The parliament of the Palestine Liberation Organisation convenes for the first time in decades Monday, as ageing President Mahmud Abbas seeks to strengthen his hand ahead of the US embassy move to Jerusalem.
Analysts said the three-day meeting of the Palestinian National Council (PNC) in the West Bank city of Ramallah is unlikely to produce major policy shifts, but it will elect the 18 members of the PLO's executive committee that effectively forms Abbas's cabinet.
More than 100 of the 740-member body will be absent, including dozens allied to Islamists Hamas -- the largest Palestinian party behind Abbas's Fatah -- who have signed a letter opposing the meeting.
On Saturday Hamas called on Abbas to postpone the assembly until unity was reached between rival factions.
The meeting comes as relations between Abbas and US President Donald Trump's administration have broken down ahead of the controversial relocation of the US embassy, which is set to open in the divided holy city of Jerusalem on May 14.
In Hamas-run Gaza, more than 40 Palestinians have been killed by Israeli fire since March 30.
The PNC has not held a regular session since 1996, and last held an special session in 2009.
The session is expected to begin Monday night with a lengthy speech from Abbas in which the 82-year-old is likely to address the embassy move, among other topics.
His rhetoric has become more agitated as relations with the US have worsened since Trump's December 6 recognition of Jerusalem as Israel's capital.
That move broke with a decades-old international consensus that the holy city's status should only be determined in negotiations between Israel and the Palestinians.
Palestinians see annexed east Jerusalem as the capital of their future state.
In March, Abbas called US Ambassador to Israel David Friedman, a Trump appointee and long-time supporter of Israeli settlements, a "son of a dog".
His position is weakened by the ongoing split with Hamas, which rules Gaza, after a reconciliation deal collapsed.
Analysts say Abbas, elected to a four-year term in 2005, is seeking to further centralise power within the institutions he controls.
Hugh Lovatt, a regional expert at the European Council for Foreign Relations, said he expected the meeting to "mark a further milestone in Abbas's consolidation of power and marginalisation of political rivals".
The names selected for the executive committee will be seen as a key indicator of who is in favour in moderate Palestinian politics, Lovatt added, and even "provide an indicator of frontrunners in the race to succeed Abbas".
Abbas will be one of three representatives of Fatah, along with long-time chief negotiator Saeb Erekat and Azzam al-Ahmed, negotiator of the failed reconciliation agreement with Hamas.
Seven smaller parties, excluding Hamas, will each nominate a candidate, while eight independents will also be selected.
At least 10 of the current 18 committee members are expected to be replaced.
"The mere fact that he is looking to an institution that has not met for 20 years just shows how illegitimate he is," said Diana Buttu, a former Abbas employee and now fierce critic.

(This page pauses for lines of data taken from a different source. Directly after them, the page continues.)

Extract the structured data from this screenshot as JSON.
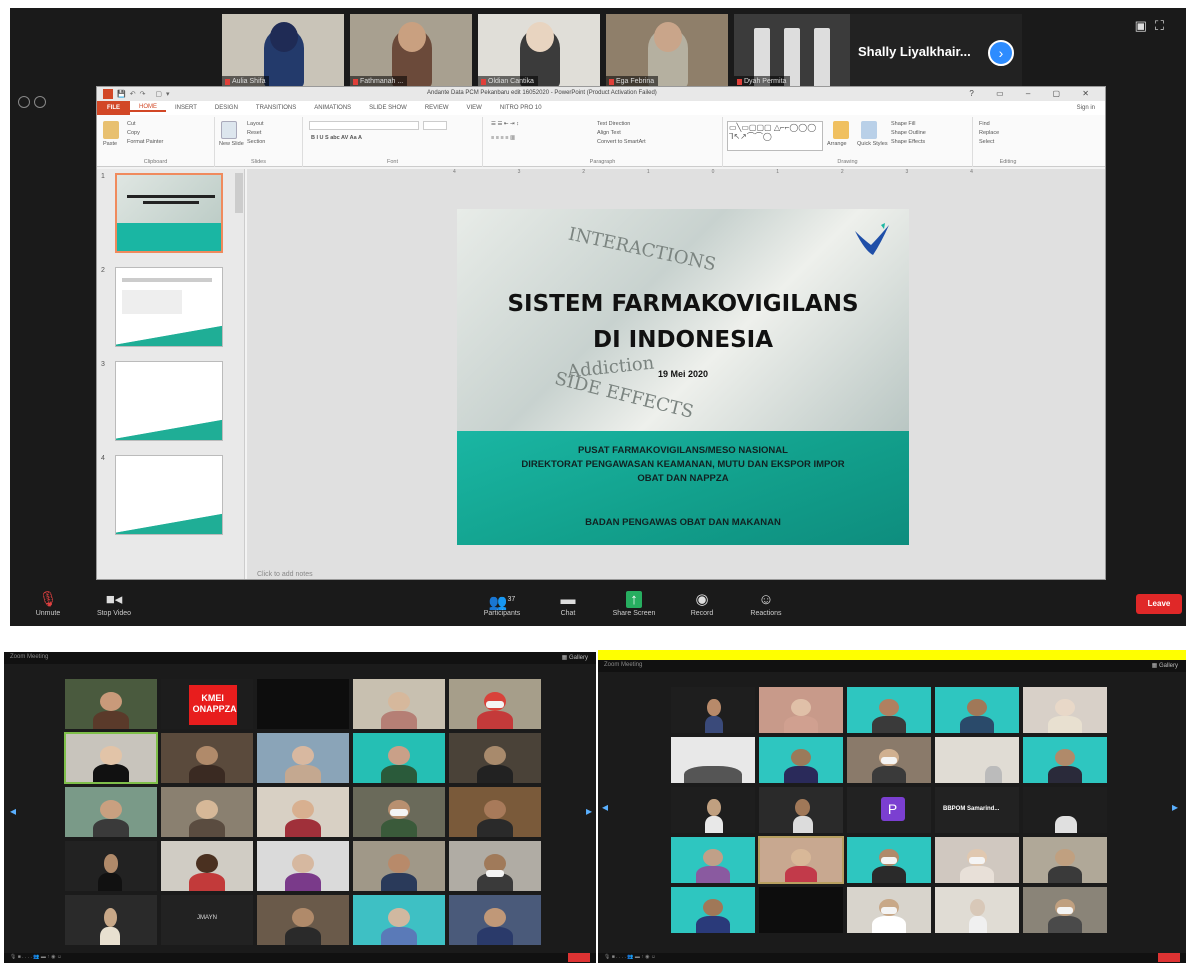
{
  "top_window": {
    "speaker_names": [
      "Aulia Shifa",
      "Fathmanah ...",
      "Oldian Cantika",
      "Ega Febrina",
      "Dyah Permita"
    ],
    "speaker_last_name": "Shally Liyalkhair...",
    "toolbar": {
      "unmute": "Unmute",
      "stop_video": "Stop Video",
      "participants": "Participants",
      "participants_count": "37",
      "chat": "Chat",
      "share_screen": "Share Screen",
      "record": "Record",
      "reactions": "Reactions",
      "leave": "Leave"
    }
  },
  "powerpoint": {
    "window_title": "Andante Data PCM Pekanbaru edit 16052020 - PowerPoint (Product Activation Failed)",
    "tabs": [
      "FILE",
      "HOME",
      "INSERT",
      "DESIGN",
      "TRANSITIONS",
      "ANIMATIONS",
      "SLIDE SHOW",
      "REVIEW",
      "VIEW",
      "NITRO PRO 10"
    ],
    "sign_in": "Sign in",
    "ribbon": {
      "clipboard": {
        "paste": "Paste",
        "cut": "Cut",
        "copy": "Copy",
        "format_painter": "Format Painter",
        "label": "Clipboard"
      },
      "slides": {
        "new_slide": "New Slide",
        "layout": "Layout",
        "reset": "Reset",
        "section": "Section",
        "label": "Slides"
      },
      "font_label": "Font",
      "paragraph": {
        "text_direction": "Text Direction",
        "align_text": "Align Text",
        "convert": "Convert to SmartArt",
        "label": "Paragraph"
      },
      "drawing": {
        "arrange": "Arrange",
        "quick_styles": "Quick Styles",
        "shape_fill": "Shape Fill",
        "shape_outline": "Shape Outline",
        "shape_effects": "Shape Effects",
        "label": "Drawing"
      },
      "editing": {
        "find": "Find",
        "replace": "Replace",
        "select": "Select",
        "label": "Editing"
      }
    },
    "slide_numbers": [
      "1",
      "2",
      "3",
      "4"
    ],
    "ruler": [
      "4",
      "3",
      "2",
      "1",
      "0",
      "1",
      "2",
      "3",
      "4"
    ],
    "notes_text": "Click to add notes",
    "slide": {
      "title_line1": "SISTEM FARMAKOVIGILANS",
      "title_line2": "DI INDONESIA",
      "date": "19 Mei 2020",
      "bg_word1": "INTERACTIONS",
      "bg_word2": "Addiction",
      "bg_word3": "SIDE EFFECTS",
      "org_line1": "PUSAT FARMAKOVIGILANS/MESO NASIONAL",
      "org_line2": "DIREKTORAT PENGAWASAN KEAMANAN, MUTU DAN EKSPOR IMPOR",
      "org_line3": "OBAT DAN NAPPZA",
      "org_line4": "BADAN PENGAWAS OBAT DAN MAKANAN"
    }
  },
  "gallery_left": {
    "title": "Zoom Meeting",
    "kmei_label": "KMEI ONAPPZA",
    "black_tile_label": "JMAYN"
  },
  "gallery_right": {
    "title": "Zoom Meeting",
    "p_letter": "P",
    "bpom_label": "BBPOM Samarind..."
  },
  "colors": {
    "ppt_accent": "#d24726",
    "zoom_blue": "#2d8cff",
    "slide_teal": "#1ab6a3",
    "leave_red": "#e02828",
    "highlight_yellow": "#ffff00"
  }
}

The split with Hamas has made elections impossible, so he has remained in power without a mandate.
She said she was not expecting any serious challenges to his rule, though candidates are seemingly jostling behind the scenes for the post Abbas era.
"They know in this environment not to indicate in any way they want to run against Abbas or seek to position themselves as successor as that is enough to provoke his wrath," she said.